Look through the records below, and whenever a line contains "this", copy it.
--- Available data ---
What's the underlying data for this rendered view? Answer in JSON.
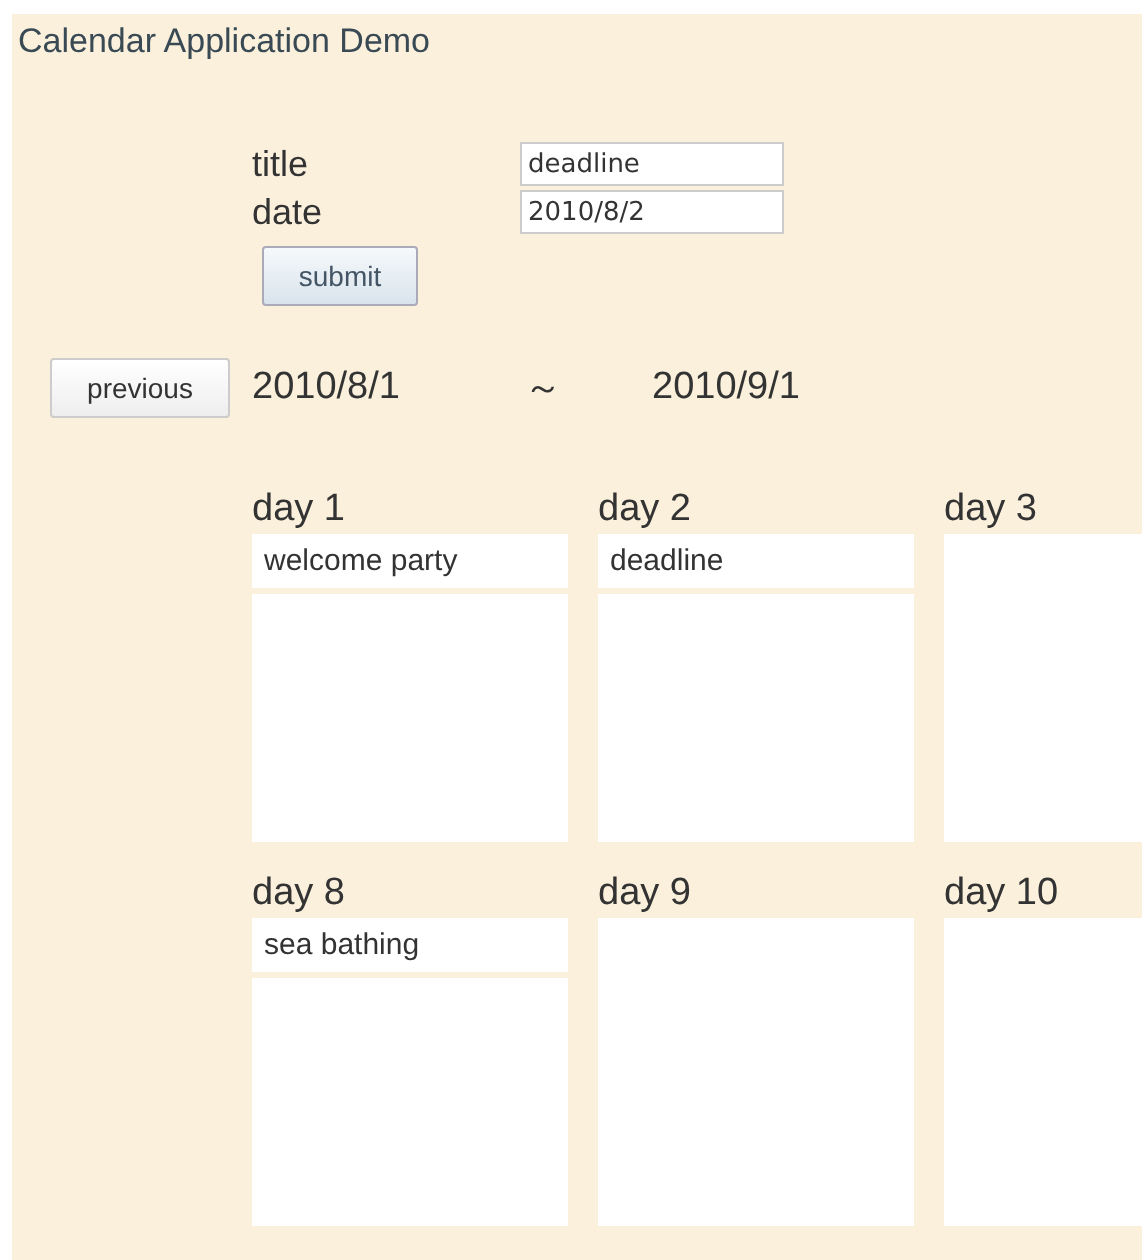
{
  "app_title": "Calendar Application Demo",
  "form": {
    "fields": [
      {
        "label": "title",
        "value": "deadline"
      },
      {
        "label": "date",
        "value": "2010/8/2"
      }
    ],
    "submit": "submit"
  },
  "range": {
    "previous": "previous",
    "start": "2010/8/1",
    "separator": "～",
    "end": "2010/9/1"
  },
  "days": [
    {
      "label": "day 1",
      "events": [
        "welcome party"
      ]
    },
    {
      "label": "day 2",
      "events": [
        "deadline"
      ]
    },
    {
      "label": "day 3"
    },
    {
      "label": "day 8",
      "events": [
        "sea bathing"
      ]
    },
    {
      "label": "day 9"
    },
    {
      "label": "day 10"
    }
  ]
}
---
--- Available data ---
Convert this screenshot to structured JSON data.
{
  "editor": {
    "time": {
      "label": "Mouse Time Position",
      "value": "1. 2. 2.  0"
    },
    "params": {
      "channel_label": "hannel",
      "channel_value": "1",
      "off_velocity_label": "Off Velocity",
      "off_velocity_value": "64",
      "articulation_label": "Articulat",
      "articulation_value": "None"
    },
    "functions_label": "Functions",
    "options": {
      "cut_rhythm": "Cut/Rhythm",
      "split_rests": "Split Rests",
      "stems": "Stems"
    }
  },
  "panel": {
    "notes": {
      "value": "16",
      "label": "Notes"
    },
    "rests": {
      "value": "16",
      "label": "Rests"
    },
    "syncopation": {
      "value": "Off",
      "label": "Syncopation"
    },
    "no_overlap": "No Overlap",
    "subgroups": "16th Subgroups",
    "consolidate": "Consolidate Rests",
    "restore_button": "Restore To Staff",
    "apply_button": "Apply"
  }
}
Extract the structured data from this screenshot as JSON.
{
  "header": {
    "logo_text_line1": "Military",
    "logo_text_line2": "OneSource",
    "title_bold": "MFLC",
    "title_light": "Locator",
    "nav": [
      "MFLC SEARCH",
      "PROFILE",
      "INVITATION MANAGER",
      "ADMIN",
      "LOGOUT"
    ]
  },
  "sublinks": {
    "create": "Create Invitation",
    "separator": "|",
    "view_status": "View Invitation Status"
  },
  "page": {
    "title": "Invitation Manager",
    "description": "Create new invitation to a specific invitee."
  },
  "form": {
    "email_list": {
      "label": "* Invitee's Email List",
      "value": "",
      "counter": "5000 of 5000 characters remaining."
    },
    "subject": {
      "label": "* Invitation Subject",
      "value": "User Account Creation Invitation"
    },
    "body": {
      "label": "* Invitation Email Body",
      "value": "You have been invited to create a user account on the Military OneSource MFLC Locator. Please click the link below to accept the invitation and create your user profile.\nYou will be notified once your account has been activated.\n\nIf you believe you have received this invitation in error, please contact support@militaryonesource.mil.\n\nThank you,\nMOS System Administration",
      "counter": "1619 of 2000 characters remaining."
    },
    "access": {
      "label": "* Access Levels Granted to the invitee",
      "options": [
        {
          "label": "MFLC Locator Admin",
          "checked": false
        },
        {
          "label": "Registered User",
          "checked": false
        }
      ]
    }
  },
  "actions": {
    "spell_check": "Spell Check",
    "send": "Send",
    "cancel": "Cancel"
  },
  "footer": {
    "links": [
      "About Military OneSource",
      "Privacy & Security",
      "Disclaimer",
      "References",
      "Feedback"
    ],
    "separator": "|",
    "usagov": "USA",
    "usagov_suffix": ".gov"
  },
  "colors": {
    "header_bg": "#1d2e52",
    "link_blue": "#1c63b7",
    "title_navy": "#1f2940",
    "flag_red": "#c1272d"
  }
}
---
#### Final answer:
What's the underlying data for this rendered view? Answer in JSON.
Convert this screenshot to structured JSON data.
Extract the structured data from this screenshot as JSON.
      "value": "You have been invited to create a user account on the Military OneSource MFLC Locator. Please click the link below to accept the invitation and create your user profile.\nYou will be notified once your account has been activated.\n\nIf you believe you have received this invitation in error, please contact support@militaryonesource.mil.\n\nThank you,\nMOS System Administration",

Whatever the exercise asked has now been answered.